● Source data:
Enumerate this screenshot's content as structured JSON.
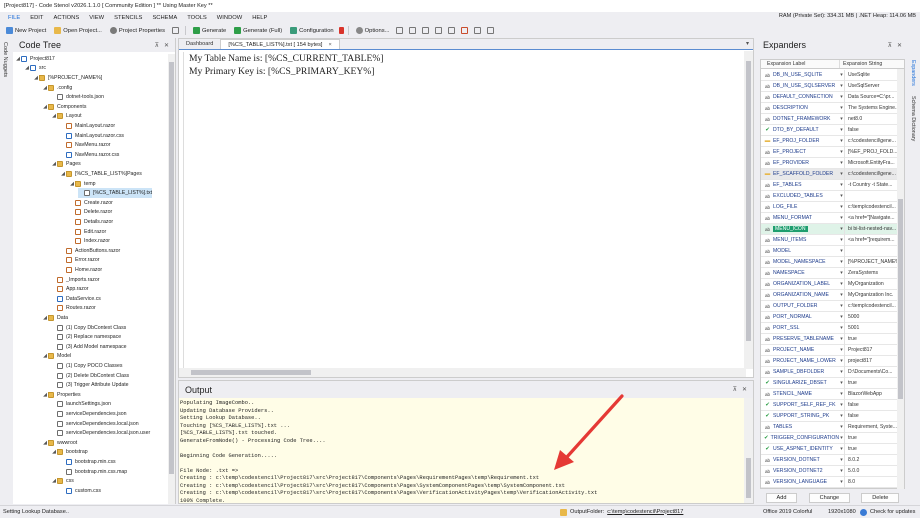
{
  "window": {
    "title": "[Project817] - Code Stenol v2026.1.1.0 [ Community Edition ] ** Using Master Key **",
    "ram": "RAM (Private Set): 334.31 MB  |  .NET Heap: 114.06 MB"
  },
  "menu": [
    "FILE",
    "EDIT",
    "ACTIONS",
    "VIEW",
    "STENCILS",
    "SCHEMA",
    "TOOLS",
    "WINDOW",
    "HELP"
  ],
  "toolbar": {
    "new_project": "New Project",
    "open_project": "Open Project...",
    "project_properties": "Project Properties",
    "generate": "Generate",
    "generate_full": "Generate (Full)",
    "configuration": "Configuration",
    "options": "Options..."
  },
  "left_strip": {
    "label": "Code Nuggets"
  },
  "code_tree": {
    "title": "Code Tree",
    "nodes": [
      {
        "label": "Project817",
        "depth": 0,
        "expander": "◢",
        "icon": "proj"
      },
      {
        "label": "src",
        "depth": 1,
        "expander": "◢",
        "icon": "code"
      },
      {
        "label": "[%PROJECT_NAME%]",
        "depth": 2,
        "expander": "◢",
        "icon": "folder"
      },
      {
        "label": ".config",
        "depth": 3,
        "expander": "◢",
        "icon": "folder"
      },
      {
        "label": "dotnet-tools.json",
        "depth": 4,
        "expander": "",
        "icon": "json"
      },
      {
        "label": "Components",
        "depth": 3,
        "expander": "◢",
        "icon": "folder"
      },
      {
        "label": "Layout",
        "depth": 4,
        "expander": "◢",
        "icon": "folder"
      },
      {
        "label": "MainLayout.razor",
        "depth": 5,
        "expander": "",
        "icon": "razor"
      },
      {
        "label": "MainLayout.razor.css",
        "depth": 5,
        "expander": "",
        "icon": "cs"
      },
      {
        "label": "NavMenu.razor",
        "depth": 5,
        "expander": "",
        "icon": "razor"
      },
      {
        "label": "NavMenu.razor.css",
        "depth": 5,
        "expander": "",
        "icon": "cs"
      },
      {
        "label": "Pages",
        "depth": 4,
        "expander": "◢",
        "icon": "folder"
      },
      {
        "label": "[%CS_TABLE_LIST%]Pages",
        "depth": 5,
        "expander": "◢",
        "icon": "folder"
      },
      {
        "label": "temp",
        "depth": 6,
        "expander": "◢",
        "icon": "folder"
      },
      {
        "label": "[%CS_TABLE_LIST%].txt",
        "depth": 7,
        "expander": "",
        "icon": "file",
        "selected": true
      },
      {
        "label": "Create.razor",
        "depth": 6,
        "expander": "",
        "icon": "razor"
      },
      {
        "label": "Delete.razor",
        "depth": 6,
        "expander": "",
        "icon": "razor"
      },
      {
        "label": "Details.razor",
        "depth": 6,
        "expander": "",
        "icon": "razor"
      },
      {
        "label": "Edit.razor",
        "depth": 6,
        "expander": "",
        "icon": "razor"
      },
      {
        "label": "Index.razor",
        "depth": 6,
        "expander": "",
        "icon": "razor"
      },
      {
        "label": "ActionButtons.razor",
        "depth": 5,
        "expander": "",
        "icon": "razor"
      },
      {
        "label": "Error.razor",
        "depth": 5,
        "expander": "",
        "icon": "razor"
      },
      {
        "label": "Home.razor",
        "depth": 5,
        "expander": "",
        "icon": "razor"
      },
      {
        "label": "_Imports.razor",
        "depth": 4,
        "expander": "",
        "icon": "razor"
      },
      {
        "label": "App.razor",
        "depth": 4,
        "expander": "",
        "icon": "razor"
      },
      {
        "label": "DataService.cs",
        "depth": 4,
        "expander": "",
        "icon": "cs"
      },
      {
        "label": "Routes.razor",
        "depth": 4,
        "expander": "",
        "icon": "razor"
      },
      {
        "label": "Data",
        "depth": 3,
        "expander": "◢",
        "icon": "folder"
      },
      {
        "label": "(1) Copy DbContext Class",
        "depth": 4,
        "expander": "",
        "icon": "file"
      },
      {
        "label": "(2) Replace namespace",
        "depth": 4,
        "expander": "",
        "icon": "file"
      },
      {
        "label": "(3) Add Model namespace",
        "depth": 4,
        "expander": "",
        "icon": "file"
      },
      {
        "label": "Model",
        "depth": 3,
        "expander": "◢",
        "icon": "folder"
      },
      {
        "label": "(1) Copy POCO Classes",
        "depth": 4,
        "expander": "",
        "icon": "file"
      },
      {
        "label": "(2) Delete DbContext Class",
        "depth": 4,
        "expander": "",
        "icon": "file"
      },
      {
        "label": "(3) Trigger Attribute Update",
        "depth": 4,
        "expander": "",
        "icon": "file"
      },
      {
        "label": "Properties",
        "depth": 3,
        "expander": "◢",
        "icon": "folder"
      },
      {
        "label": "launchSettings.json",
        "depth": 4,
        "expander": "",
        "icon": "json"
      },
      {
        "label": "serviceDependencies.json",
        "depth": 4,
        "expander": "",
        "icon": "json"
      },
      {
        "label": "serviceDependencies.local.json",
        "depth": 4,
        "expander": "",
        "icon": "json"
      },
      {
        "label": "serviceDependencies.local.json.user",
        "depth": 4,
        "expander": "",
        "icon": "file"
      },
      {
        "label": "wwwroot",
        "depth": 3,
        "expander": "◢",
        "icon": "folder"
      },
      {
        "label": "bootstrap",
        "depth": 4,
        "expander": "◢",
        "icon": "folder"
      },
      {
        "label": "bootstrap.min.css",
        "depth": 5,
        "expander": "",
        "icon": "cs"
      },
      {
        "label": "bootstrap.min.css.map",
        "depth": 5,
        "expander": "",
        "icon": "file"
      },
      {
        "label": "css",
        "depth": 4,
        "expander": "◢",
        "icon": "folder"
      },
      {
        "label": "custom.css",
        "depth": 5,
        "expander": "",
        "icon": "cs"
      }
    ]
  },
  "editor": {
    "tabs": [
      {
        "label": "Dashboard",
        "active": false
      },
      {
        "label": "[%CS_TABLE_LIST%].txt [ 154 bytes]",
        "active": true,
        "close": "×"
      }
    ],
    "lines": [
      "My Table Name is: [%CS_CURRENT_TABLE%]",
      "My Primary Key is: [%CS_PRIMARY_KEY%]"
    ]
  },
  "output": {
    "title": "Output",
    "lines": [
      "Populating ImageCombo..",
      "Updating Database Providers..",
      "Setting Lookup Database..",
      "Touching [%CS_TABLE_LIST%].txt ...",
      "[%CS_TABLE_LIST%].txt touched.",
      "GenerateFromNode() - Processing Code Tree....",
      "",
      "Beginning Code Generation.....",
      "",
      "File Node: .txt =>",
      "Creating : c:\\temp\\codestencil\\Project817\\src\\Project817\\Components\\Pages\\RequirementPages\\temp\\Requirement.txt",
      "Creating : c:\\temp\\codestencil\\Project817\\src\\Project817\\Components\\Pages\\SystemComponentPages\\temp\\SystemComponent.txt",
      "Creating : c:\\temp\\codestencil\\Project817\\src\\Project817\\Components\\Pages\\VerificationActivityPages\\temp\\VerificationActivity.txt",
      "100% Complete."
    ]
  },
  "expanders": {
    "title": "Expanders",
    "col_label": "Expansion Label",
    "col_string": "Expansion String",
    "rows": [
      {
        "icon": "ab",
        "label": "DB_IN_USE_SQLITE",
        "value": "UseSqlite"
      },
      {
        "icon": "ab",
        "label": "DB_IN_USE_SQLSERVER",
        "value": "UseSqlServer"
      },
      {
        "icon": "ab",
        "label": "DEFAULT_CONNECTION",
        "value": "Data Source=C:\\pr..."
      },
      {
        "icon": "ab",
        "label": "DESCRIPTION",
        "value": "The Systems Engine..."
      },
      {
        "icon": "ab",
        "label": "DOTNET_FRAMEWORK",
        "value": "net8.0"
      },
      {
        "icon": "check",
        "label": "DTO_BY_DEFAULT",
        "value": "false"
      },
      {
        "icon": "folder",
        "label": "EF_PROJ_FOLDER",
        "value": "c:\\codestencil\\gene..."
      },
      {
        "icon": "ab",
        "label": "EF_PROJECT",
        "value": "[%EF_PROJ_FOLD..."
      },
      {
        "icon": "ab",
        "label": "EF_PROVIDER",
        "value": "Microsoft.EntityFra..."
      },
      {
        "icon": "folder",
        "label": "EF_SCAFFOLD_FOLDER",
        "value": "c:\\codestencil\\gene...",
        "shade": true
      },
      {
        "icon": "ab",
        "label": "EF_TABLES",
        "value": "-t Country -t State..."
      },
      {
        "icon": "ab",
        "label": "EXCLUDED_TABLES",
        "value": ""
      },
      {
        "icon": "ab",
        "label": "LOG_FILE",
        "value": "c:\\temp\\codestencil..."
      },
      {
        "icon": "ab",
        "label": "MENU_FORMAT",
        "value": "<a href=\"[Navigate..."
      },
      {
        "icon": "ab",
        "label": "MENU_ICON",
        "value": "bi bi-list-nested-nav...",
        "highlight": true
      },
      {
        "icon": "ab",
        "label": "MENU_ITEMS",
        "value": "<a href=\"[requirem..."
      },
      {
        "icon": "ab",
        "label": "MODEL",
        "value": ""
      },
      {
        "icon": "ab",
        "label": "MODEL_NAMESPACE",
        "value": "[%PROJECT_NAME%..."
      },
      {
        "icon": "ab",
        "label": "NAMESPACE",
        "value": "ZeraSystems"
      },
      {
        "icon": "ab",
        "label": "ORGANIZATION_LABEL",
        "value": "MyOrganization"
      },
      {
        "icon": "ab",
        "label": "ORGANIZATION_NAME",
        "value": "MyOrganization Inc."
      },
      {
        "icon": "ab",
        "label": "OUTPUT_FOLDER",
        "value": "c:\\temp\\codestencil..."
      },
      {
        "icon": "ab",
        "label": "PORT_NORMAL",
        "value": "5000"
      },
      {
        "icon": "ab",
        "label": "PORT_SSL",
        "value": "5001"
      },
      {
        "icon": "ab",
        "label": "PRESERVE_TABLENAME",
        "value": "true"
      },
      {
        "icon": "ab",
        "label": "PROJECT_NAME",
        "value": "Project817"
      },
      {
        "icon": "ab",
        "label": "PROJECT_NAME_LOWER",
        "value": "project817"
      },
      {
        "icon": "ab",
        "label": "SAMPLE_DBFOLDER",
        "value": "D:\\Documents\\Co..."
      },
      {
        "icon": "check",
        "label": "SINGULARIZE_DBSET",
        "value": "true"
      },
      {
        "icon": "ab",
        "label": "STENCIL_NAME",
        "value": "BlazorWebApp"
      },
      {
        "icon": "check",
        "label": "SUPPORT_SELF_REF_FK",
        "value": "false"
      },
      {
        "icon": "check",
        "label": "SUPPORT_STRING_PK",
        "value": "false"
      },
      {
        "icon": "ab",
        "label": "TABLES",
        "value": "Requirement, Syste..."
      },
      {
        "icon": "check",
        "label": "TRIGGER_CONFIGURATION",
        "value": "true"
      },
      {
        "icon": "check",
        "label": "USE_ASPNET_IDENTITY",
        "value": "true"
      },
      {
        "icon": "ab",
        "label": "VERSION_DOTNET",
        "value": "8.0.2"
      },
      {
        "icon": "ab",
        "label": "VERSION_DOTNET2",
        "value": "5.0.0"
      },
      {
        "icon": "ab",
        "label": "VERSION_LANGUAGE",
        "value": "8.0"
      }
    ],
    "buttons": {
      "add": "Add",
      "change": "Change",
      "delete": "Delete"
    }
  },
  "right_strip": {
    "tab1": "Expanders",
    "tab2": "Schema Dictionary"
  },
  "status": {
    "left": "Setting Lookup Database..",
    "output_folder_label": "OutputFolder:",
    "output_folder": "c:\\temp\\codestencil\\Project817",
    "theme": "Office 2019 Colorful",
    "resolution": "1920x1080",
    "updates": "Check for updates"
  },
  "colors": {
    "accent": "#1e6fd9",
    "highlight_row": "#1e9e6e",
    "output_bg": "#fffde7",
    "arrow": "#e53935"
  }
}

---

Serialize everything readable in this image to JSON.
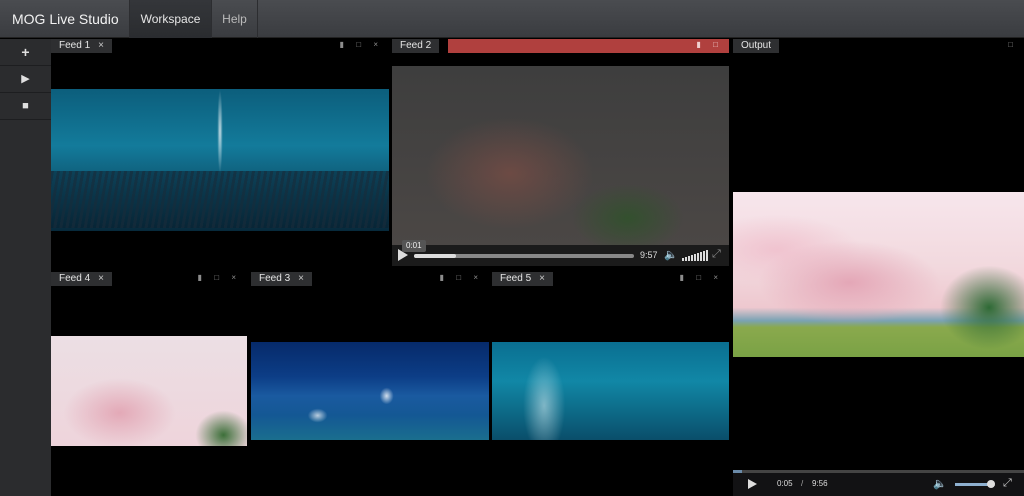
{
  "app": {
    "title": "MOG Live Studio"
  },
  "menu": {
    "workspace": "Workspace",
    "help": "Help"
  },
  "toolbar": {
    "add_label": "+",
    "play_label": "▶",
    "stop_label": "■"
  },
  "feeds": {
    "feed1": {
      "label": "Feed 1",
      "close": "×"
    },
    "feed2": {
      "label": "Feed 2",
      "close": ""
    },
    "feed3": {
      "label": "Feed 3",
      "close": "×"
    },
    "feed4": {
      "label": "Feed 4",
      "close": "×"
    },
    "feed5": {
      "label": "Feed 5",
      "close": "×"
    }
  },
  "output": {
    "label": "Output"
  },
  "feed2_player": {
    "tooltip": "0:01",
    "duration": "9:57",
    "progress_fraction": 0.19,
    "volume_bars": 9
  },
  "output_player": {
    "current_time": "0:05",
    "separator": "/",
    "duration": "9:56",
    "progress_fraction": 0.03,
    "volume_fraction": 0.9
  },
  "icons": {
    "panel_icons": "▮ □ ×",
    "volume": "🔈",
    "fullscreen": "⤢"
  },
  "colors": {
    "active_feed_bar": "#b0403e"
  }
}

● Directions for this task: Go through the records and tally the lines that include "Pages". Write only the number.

● Answer box: 5